There’s a war going on in publishing. We’re past the digital vs. print phase, and we need to consider what is publishing – not the medium which is either digital or print. Its medium isn’t as important as what’s being published is. The medium is dictated by the public, which is dictated by marketers. Right now, marketers are selling iPads a lot better than they’re selling newspapers. Ipso facto the media will disseminate better through a fancy device with a screen than a bunch of orange bags containing folded newspapers piling up on a front porch.
We’re past the fall of print. It will still be around for the foreseeable future, if for nothing else but out of sheer necessity. However, as with anything observed through a Darwinian lens, print outlets will have had to adapt to the changing media ecosystem.

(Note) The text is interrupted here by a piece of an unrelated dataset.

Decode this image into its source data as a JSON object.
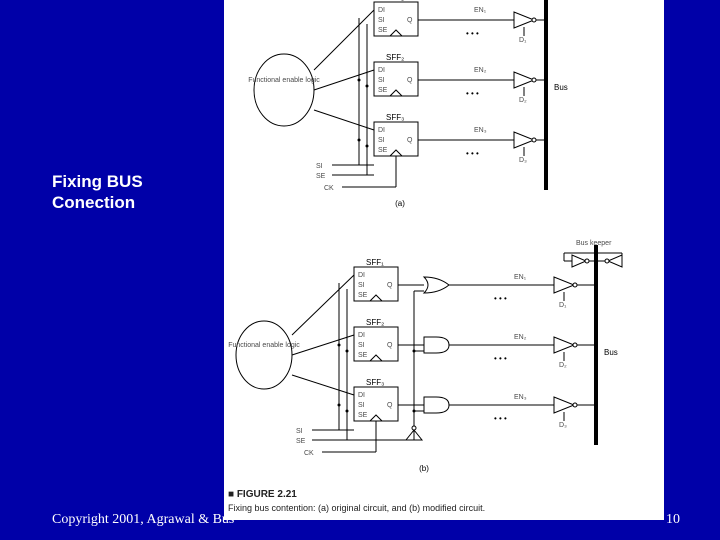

Even for successful print outlets these days, advertising profits aren’t what they once were. For better or ill, most publications are shifting to become some sort of digital publishing company. After all, that’s where the audience is. But what is there beyond converting print to digital? The conversion of print to digital is more than just showing words on a computer screen. For instance, there are countless archives to digitize, lest our history started over in 1994.
In Forbes, Knapp (2011) wrote about his annoyance with online research in television shows. In particular, an episode he was watching showed an investigator searching a newspaper database for archived articles from 1892. Knapp points out in real life, the investigator would have trouble going back to 1992 in most newspaper databases. Furthermore, he notes that most online archives begin, or only go back to 1994. In real life, investigators would have to go to the library.
Thankfully, archivists have been preserving the print editions of magazines and newspapers in a number of ways, from volumes in library stacks, to microfiche. Soon, Knapp’s complaints will be unfounded, as more publications convert from print to digital, and start to include the content of their vast archives. For many publications, the archives will have more content than what’s currently online in digital.
Another upside to converting print archives into digital, is that there are a number of ways this can be introduced to an audience. For instance, access to digital archives can be introduced as a premium feature. Or it can simply be a new part of the digital edition of a newspaper or magazine worth heralding.
All around the world there are efforts by newly-formed digital publishing companies and stalwart publications alike to deliver the non-digitized archives from human history to the digital realm of the Internet.
In Europe, an effort to find and digitize the past to create an online archive and museum is underway. The project, called Europeana, is focused on capturing archives of newspapers, correspondence, pictures and anything else from the past. The project is taking place through some road shows where experts assess whether to digitize items brought to them. In many cases, special care or arrangements must be made, as the age of the items can make them fragile. Another reason digital publishing companies ought to convert print to digital.
In Australia, a countrywide effort of newspaper digitization is underway called Trove. In September of 2013, Trove’s database of digitized archives had over 111 million articles from Australian and New Zealand newspapers adding up to over 11 million pages, going all the way back to 1803.
Digital publishing companies need to be aware of what they’re up against. The beast that killed the print newspaper came in the form of a constant stream of aggregated content that meets a level of “good enough,” according to Learmonth (2012) in Advertising Age. If digital publishing companies are wary of this, they should be able to recover from the wave of the digital age crashing down on them. The aim shouldn’t be to join the ranks of the good-enough aggregators, but to create, maintain and preserve a brand of constant content that’s also well-thought, and far beyond the good-enough level.
Newspaper digitization should be about preserving the important traditions of newspapers and journalists. The Internet created a new landscape in which new outlets rose and old outlets languished. Now that some time has passed, and everything is settling can we begin to see what’s coming next in the world of digital publishing companies.